The limitation upon immigration is very similar to the Biblical defense of waging a just war. It is not something that the Christian should rush headlong into without a heavy heart and much regret. I think you made the analogy earlier about war and the taking away of "right to life." Certainly the limitation upon immigration does not rise to the level of war in seriousness, but the same principles apply.

I had hoped that we might conduct this debate with the wisdom of Proverbs 9:7-9. Upon review, we have both been failing. Nonetheless, I have judged you both a wise and a righteous man and still have hope that this debate will ultimately lead to love and understanding. If I had thought that I were simply throwing pearls to a pig, I would not have invested this much time and heartache into the debate. It is my belief that this thread will reap righteous rewards for both of us.

What you don't understand is I HOPE that you would PROVE me wrong. It would be far easier to live believing as you do. It would be far easier for me to say, "I was wrong." If I could do that, if you could prove it to me, I would be able to restore friendships, heal a point of contention in my marriage, and generally have a peaceful fellowship with my Christian breathren.

I believe the Holy Spirit has pressed this upon my heart, and reason has confirmed His witness in my mind.

Like the great reformer, Martin Luther:

"Unless I am convicted by Scripture and plain reason .. my conscience is captive to the Word of God. I cannot and I will not recant anything, for to go against conscience is neither right nor safe. Here I stand, I cannot do otherwise. God help me, Amen."

12:51 AM, October 26, 2005  
Blogger Roberto Iza Valdes said...

This comment has been removed by a blog administrator.

6:56 PM, November 01, 2005  
Blogger Roberto Iza Valdes said...

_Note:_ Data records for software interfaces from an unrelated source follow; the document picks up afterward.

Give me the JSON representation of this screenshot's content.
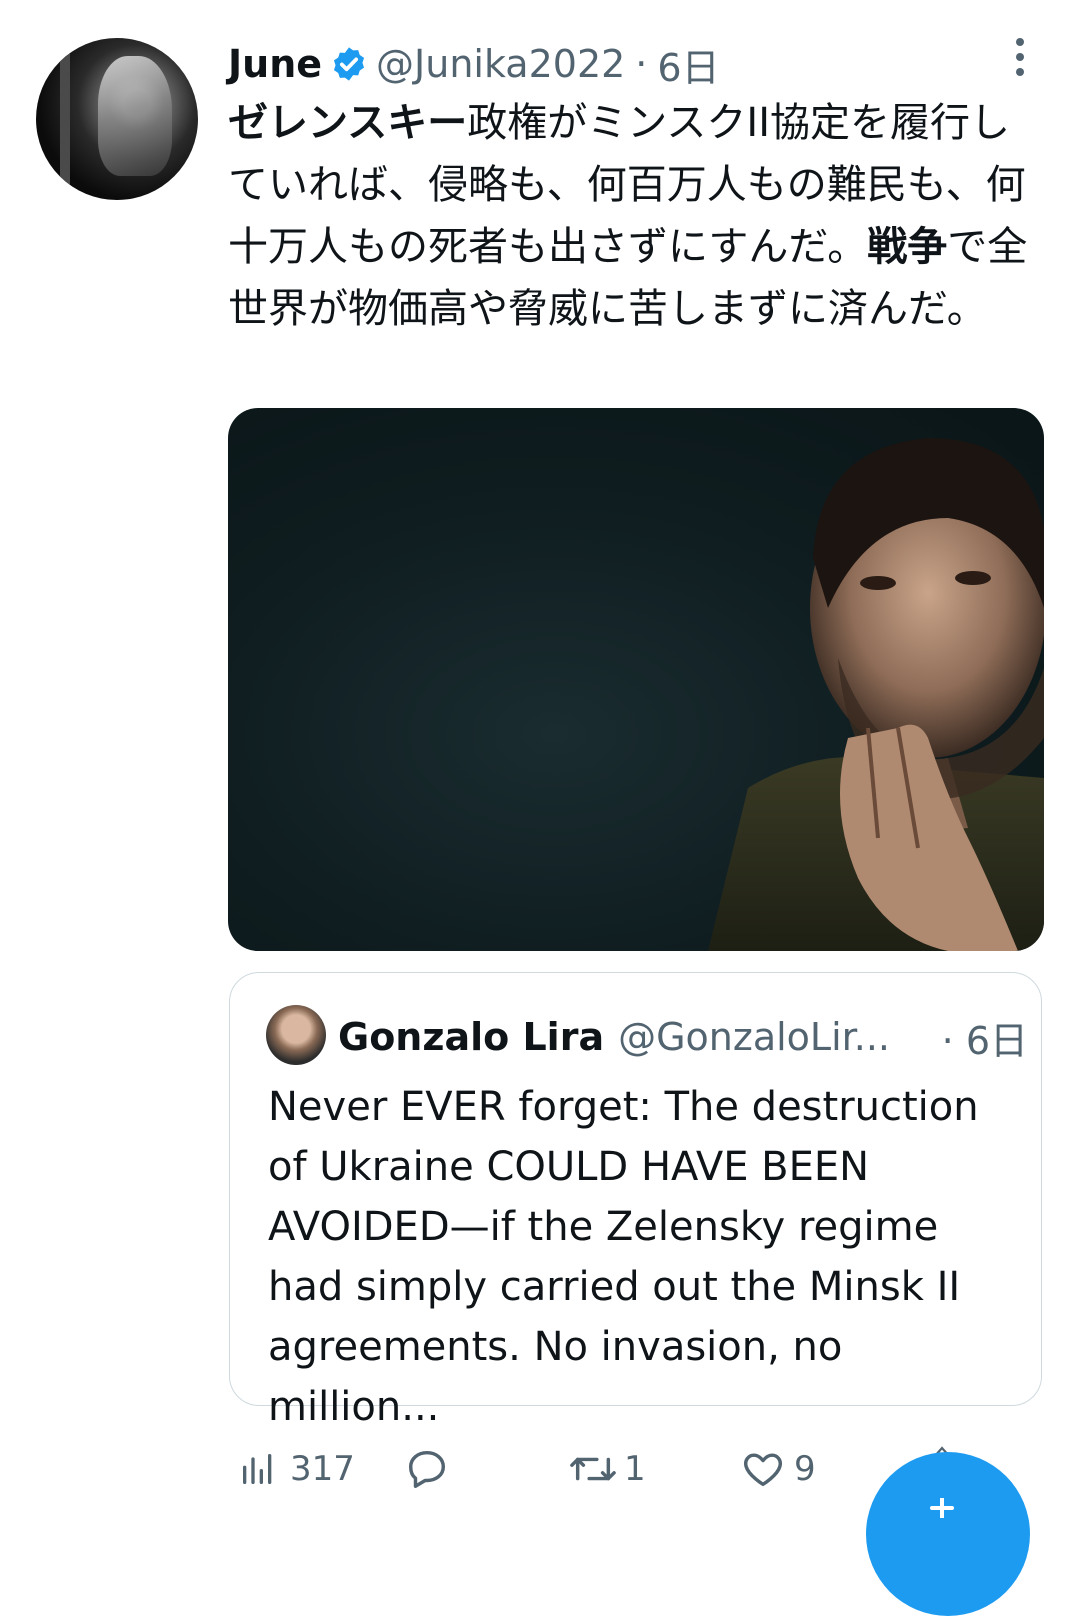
{
  "tweet": {
    "author_name": "June",
    "handle": "@Junika2022",
    "separator": "·",
    "time": "6日",
    "text_segments": [
      {
        "text": "ゼレンスキー",
        "bold": true
      },
      {
        "text": "政権がミンスクII協定を履行していれば、侵略も、何百万人もの難民も、何十万人もの死者も出さずにすんだ。",
        "bold": false
      },
      {
        "text": "戦争",
        "bold": true
      },
      {
        "text": "で全世界が物価高や脅威に苦しまずに済んだ。",
        "bold": false
      }
    ]
  },
  "quoted_tweet": {
    "author_name": "Gonzalo Lira",
    "handle": "@GonzaloLir...",
    "time": "· 6日",
    "text": "Never EVER forget: The destruction of Ukraine COULD HAVE BEEN AVOIDED—if the Zelensky regime had simply carried out the Minsk II agreements. No invasion, no million..."
  },
  "actions": {
    "views": "317",
    "replies": "",
    "retweets": "1",
    "likes": "9"
  },
  "colors": {
    "accent": "#1d9bf0",
    "secondary_text": "#536471",
    "border": "#cfd9de"
  },
  "icons": [
    "verified-badge-icon",
    "more-options-icon",
    "views-icon",
    "reply-icon",
    "retweet-icon",
    "like-icon",
    "share-icon",
    "compose-icon"
  ]
}
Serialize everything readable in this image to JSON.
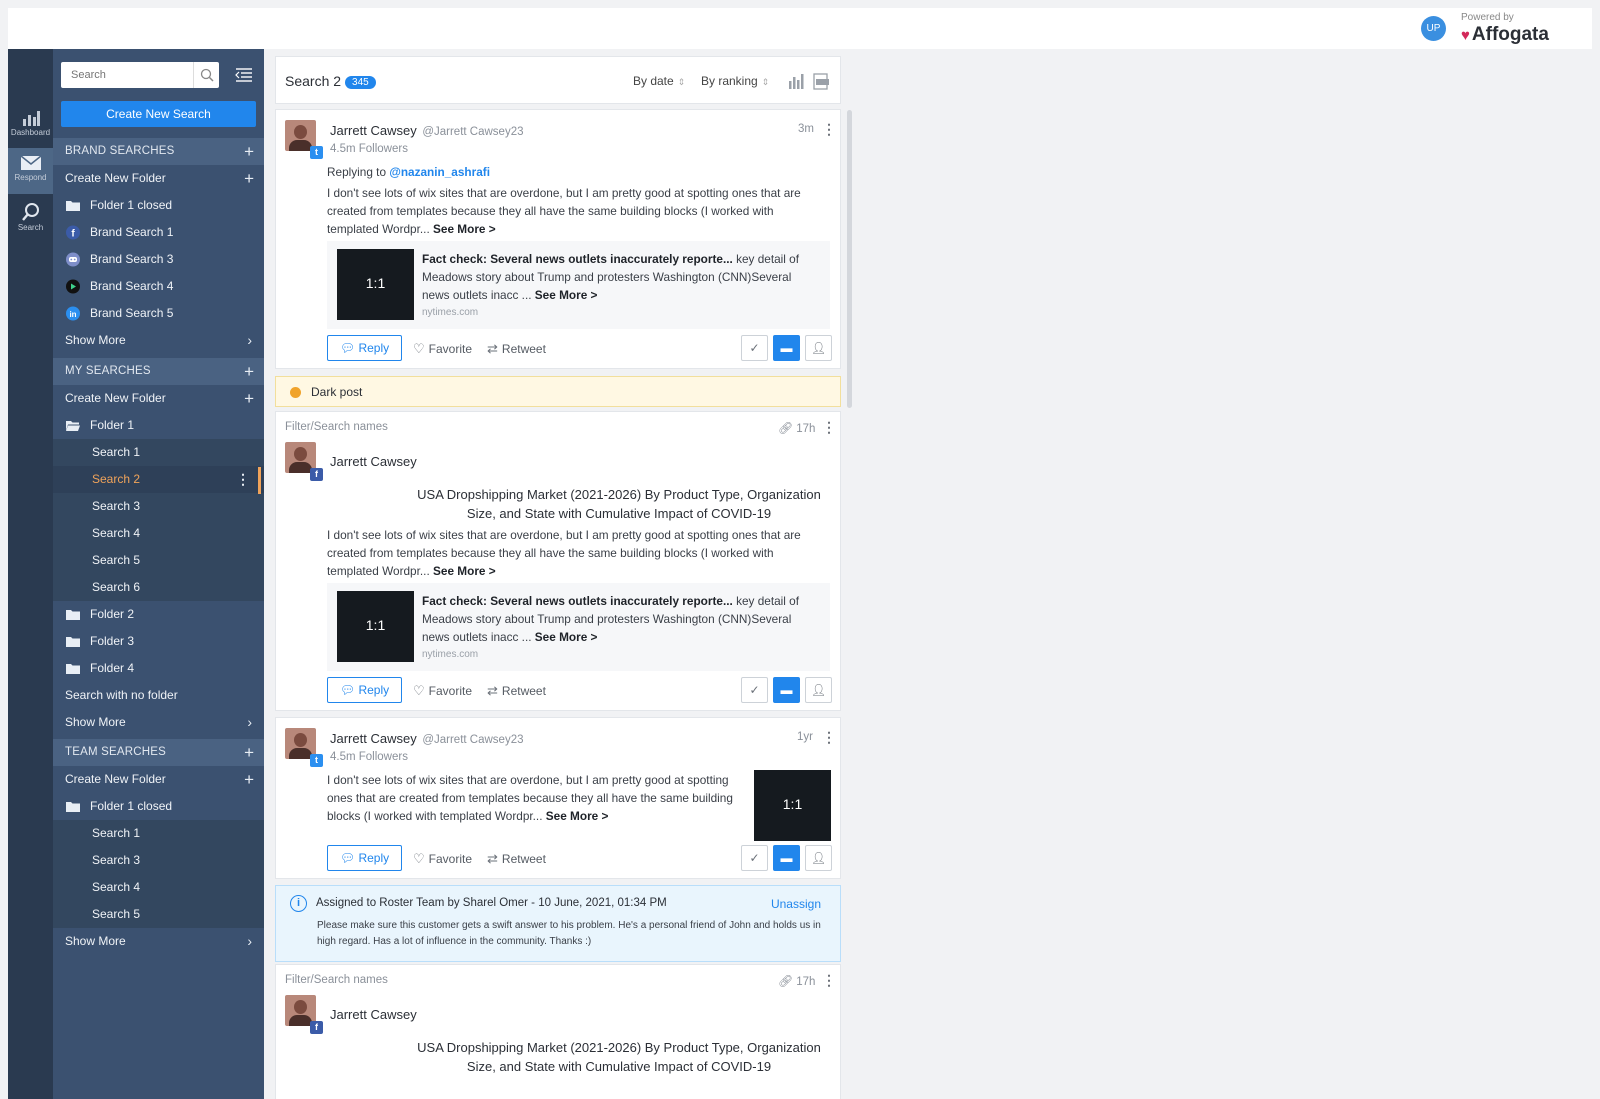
{
  "header": {
    "user_initials": "UP",
    "powered_by": "Powered by",
    "brand": "Affogata"
  },
  "rail": [
    {
      "label": "Dashboard",
      "icon": "bar-chart-icon"
    },
    {
      "label": "Respond",
      "icon": "envelope-icon"
    },
    {
      "label": "Search",
      "icon": "search-icon"
    }
  ],
  "sidebar": {
    "search_placeholder": "Search",
    "create_new_search": "Create New Search",
    "brand_searches": {
      "title": "BRAND SEARCHES",
      "create_folder": "Create New Folder",
      "items": [
        {
          "label": "Folder 1 closed",
          "icon": "folder-icon"
        },
        {
          "label": "Brand Search 1",
          "icon": "facebook-icon"
        },
        {
          "label": "Brand Search 3",
          "icon": "discord-icon"
        },
        {
          "label": "Brand Search 4",
          "icon": "play-icon"
        },
        {
          "label": "Brand Search 5",
          "icon": "linkedin-icon"
        }
      ],
      "show_more": "Show More"
    },
    "my_searches": {
      "title": "MY SEARCHES",
      "create_folder": "Create New Folder",
      "folder_open": "Folder 1",
      "searches": [
        "Search 1",
        "Search 2",
        "Search 3",
        "Search 4",
        "Search 5",
        "Search 6"
      ],
      "folders": [
        "Folder 2",
        "Folder 3",
        "Folder 4"
      ],
      "no_folder": "Search with no folder",
      "show_more": "Show More"
    },
    "team_searches": {
      "title": "TEAM SEARCHES",
      "create_folder": "Create New Folder",
      "folder": "Folder 1 closed",
      "searches": [
        "Search 1",
        "Search 3",
        "Search 4",
        "Search 5"
      ],
      "show_more": "Show More"
    }
  },
  "feed": {
    "title": "Search 2",
    "count": "345",
    "sort_date": "By date",
    "sort_ranking": "By ranking",
    "posts": [
      {
        "author": "Jarrett Cawsey",
        "handle": "@Jarrett Cawsey23",
        "followers": "4.5m Followers",
        "time": "3m",
        "replying_label": "Replying to",
        "replying_to": "@nazanin_ashrafi",
        "text": "I don't see lots of wix sites that are overdone, but I am pretty good at spotting ones that are created from templates because they all have the same building blocks (I worked with templated Wordpr...",
        "see_more": "See More >",
        "preview_title": "Fact check: Several news outlets inaccurately reporte...",
        "preview_text": "key detail of Meadows story about Trump and protesters Washington (CNN)Several news outlets inacc ...",
        "preview_more": "See More >",
        "preview_domain": "nytimes.com",
        "thumb": "1:1"
      },
      {
        "filter_names": "Filter/Search names",
        "time": "17h",
        "author": "Jarrett Cawsey",
        "headline": "USA Dropshipping Market (2021-2026) By Product Type, Organization Size, and State with Cumulative Impact of COVID-19",
        "text": "I don't see lots of wix sites that are overdone, but I am pretty good at spotting ones that are created from templates because they all have the same building blocks (I worked with templated Wordpr...",
        "see_more": "See More >",
        "preview_title": "Fact check: Several news outlets inaccurately reporte...",
        "preview_text": "key detail of Meadows story about Trump and protesters Washington (CNN)Several news outlets inacc ...",
        "preview_more": "See More >",
        "preview_domain": "nytimes.com",
        "thumb": "1:1"
      },
      {
        "author": "Jarrett Cawsey",
        "handle": "@Jarrett Cawsey23",
        "followers": "4.5m Followers",
        "time": "1yr",
        "text": "I don't see lots of wix sites that are overdone, but I am pretty good at spotting ones that are created from templates because they all have the same building blocks (I worked with templated Wordpr...",
        "see_more": "See More >",
        "thumb": "1:1"
      },
      {
        "filter_names": "Filter/Search names",
        "time": "17h",
        "author": "Jarrett Cawsey",
        "headline": "USA Dropshipping Market (2021-2026) By Product Type, Organization Size, and State with Cumulative Impact of COVID-19"
      }
    ],
    "actions": {
      "reply": "Reply",
      "favorite": "Favorite",
      "retweet": "Retweet"
    },
    "dark_post": "Dark post",
    "assignment": {
      "text": "Assigned to Roster Team by Sharel Omer - 10 June, 2021, 01:34 PM",
      "unassign": "Unassign",
      "note": "Please make sure this customer gets a swift answer to his problem. He's a personal friend of John and holds us in high regard. Has a lot of influence in the community. Thanks :)"
    }
  },
  "colors": {
    "accent": "#2186ec",
    "sidebar": "#3b5170",
    "rail": "#2a3a50",
    "selected": "#f0a35a"
  }
}
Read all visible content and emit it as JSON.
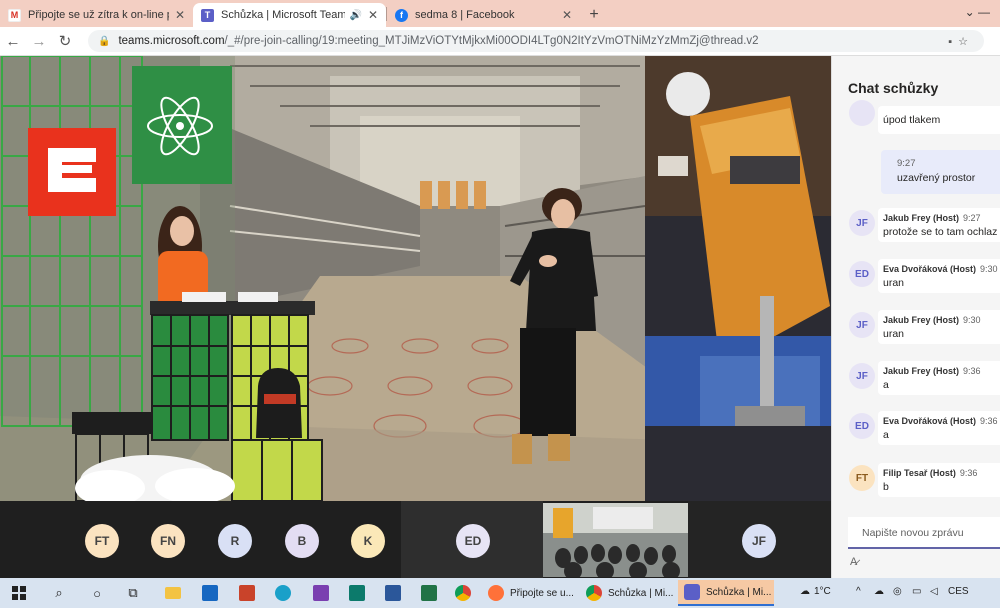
{
  "browser": {
    "tabs": [
      {
        "title": "Připojte se už zítra k on-line proh",
        "icon": "gmail-icon",
        "active": false
      },
      {
        "title": "Schůzka | Microsoft Teams",
        "icon": "teams-icon",
        "active": true
      },
      {
        "title": "sedma 8 | Facebook",
        "icon": "facebook-icon",
        "active": false
      }
    ],
    "new_tab": "+",
    "window_controls": "⌄    —",
    "url_host": "teams.microsoft.com",
    "url_path": "/_#/pre-join-calling/19:meeting_MTJiMzViOTYtMjkxMi00ODI4LTg0N2ItYzVmOTNiMzYzMmZj@thread.v2"
  },
  "chat": {
    "title": "Chat schůzky",
    "messages": [
      {
        "initials": "",
        "name": "",
        "time": "",
        "text": "úpod tlakem",
        "mine": false
      },
      {
        "initials": "",
        "name": "",
        "time": "9:27",
        "text": "uzavřený prostor",
        "mine": true
      },
      {
        "initials": "JF",
        "name": "Jakub Frey (Host)",
        "time": "9:27",
        "text": "protože se to tam ochlaz",
        "mine": false
      },
      {
        "initials": "ED",
        "name": "Eva Dvořáková (Host)",
        "time": "9:30",
        "text": "uran",
        "mine": false
      },
      {
        "initials": "JF",
        "name": "Jakub Frey (Host)",
        "time": "9:30",
        "text": "uran",
        "mine": false
      },
      {
        "initials": "JF",
        "name": "Jakub Frey (Host)",
        "time": "9:36",
        "text": "a",
        "mine": false
      },
      {
        "initials": "ED",
        "name": "Eva Dvořáková (Host)",
        "time": "9:36",
        "text": "a",
        "mine": false
      },
      {
        "initials": "FT",
        "name": "Filip Tesař (Host)",
        "time": "9:36",
        "text": "b",
        "mine": false
      }
    ],
    "compose_placeholder": "Napište novou zprávu"
  },
  "participants": [
    {
      "initials": "FT",
      "color": "#fbe3c0"
    },
    {
      "initials": "FN",
      "color": "#fbe3c0"
    },
    {
      "initials": "R",
      "color": "#d9e0f5"
    },
    {
      "initials": "B",
      "color": "#e3ddf3"
    },
    {
      "initials": "K",
      "color": "#fbe8b8"
    },
    {
      "initials": "ED",
      "color": "#e7e4f5"
    },
    {
      "initials": "JF",
      "color": "#d9e0f5"
    }
  ],
  "taskbar": {
    "apps": [
      {
        "label": "Připojte se u...",
        "icon": "firefox-icon",
        "active": false
      },
      {
        "label": "Schůzka | Mi...",
        "icon": "chrome-icon",
        "active": false
      },
      {
        "label": "Schůzka | Mi...",
        "icon": "teams-icon",
        "active": true
      }
    ],
    "temperature": "1°C",
    "language": "CES"
  }
}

This comment has been removed by a blog administrator.

12:04 PM, December 24, 2005  

Post a Comment

Links to this post:

Create a Link

<< Home